Make my own lane and cruise. Rap about what is dope to ME and not about things that I don’t do or will NEVER do. Be authentic. I salute him for that. He taught me that there is nothing wrong with being Cyce. Cyce is dope. Came down to NC and linked up with K-Hill who challenged me even more. He told me that I was dope, but don’t just be satisfied with being “dope.” Try to be an actual ARTIST and not just another “rappity-rap” dude.
T9E: Even though you’re from Brooklyn, like I said before, you now live in North Carolina. Describe the Hip Hop scene where you’re at right now?
PP: Competitive. The reason why is because there are SO MANY DOPE emcees out here! I honestly had no idea. So many different styles. So many different walks of life and everybody steps differently. It is actually quite refreshing. Hip Hop is far from dead. It is alive and waiting to be discovered over and over again.
T9E: Name your Top 5 Brooklyn emcees.
PP: AZ, Skyzoo, Big Daddy Kane, Sean Price, Joell Ortiz. No particular order.
T9E: What else can we expect going forward from you?
PP: With The “Kryptonian Thought Patterns” EP out and in the books and “Last Son Of Brooklyn” out and still circulating, I am already working on another EP and another album at the same time. Been doing a lot of features that I hope come out sometime soon, and lately my show schedule has been filling up. Cyphers, more visuals and more merch to move. I’m just trying to keep my name popping up like good news out here. With Dope blogs like these and interviews, I hope that I say SOMETHING that will make someone say, “Okay, let me check this dude out and see what he is about”
Look me up. You will not be disappointed. Whisper at me!

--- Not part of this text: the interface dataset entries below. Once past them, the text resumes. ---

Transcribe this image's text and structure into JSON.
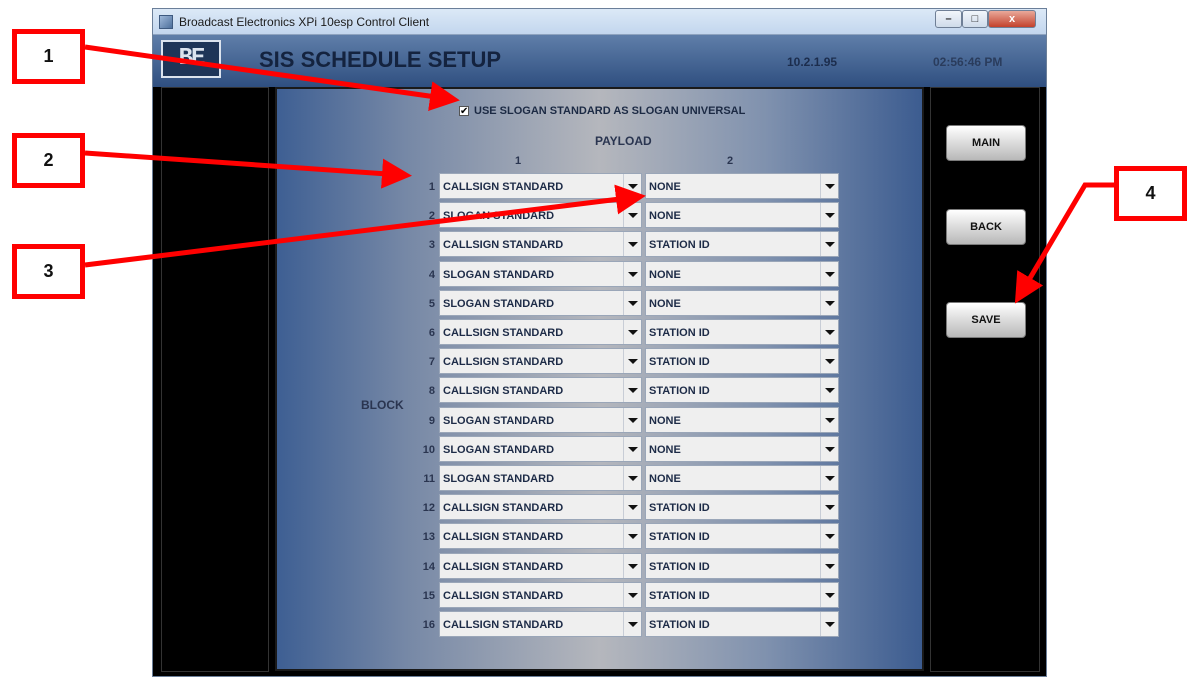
{
  "window": {
    "title": "Broadcast Electronics XPi 10esp Control Client",
    "controls": {
      "minimize": "–",
      "maximize": "□",
      "close": "x"
    }
  },
  "header": {
    "logo": "BE",
    "title": "SIS SCHEDULE SETUP",
    "ip": "10.2.1.95",
    "time": "02:56:46 PM"
  },
  "options": {
    "use_slogan": {
      "label": "USE SLOGAN STANDARD AS SLOGAN UNIVERSAL",
      "checked": true,
      "mark": "✔"
    }
  },
  "table": {
    "payload_label": "PAYLOAD",
    "col1": "1",
    "col2": "2",
    "block_label": "BLOCK",
    "rows": [
      {
        "block": "1",
        "p1": "CALLSIGN STANDARD",
        "p2": "NONE"
      },
      {
        "block": "2",
        "p1": "SLOGAN STANDARD",
        "p2": "NONE"
      },
      {
        "block": "3",
        "p1": "CALLSIGN STANDARD",
        "p2": "STATION ID"
      },
      {
        "block": "4",
        "p1": "SLOGAN STANDARD",
        "p2": "NONE"
      },
      {
        "block": "5",
        "p1": "SLOGAN STANDARD",
        "p2": "NONE"
      },
      {
        "block": "6",
        "p1": "CALLSIGN STANDARD",
        "p2": "STATION ID"
      },
      {
        "block": "7",
        "p1": "CALLSIGN STANDARD",
        "p2": "STATION ID"
      },
      {
        "block": "8",
        "p1": "CALLSIGN STANDARD",
        "p2": "STATION ID"
      },
      {
        "block": "9",
        "p1": "SLOGAN STANDARD",
        "p2": "NONE"
      },
      {
        "block": "10",
        "p1": "SLOGAN STANDARD",
        "p2": "NONE"
      },
      {
        "block": "11",
        "p1": "SLOGAN STANDARD",
        "p2": "NONE"
      },
      {
        "block": "12",
        "p1": "CALLSIGN STANDARD",
        "p2": "STATION ID"
      },
      {
        "block": "13",
        "p1": "CALLSIGN STANDARD",
        "p2": "STATION ID"
      },
      {
        "block": "14",
        "p1": "CALLSIGN STANDARD",
        "p2": "STATION ID"
      },
      {
        "block": "15",
        "p1": "CALLSIGN STANDARD",
        "p2": "STATION ID"
      },
      {
        "block": "16",
        "p1": "CALLSIGN STANDARD",
        "p2": "STATION ID"
      }
    ]
  },
  "buttons": {
    "main": "MAIN",
    "back": "BACK",
    "save": "SAVE"
  },
  "annotations": {
    "c1": "1",
    "c2": "2",
    "c3": "3",
    "c4": "4",
    "color": "#ff0000"
  }
}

Thank you to all of my friends and enemies. You have all made me stronger in your own way. Stay Kryptonian Metropolis.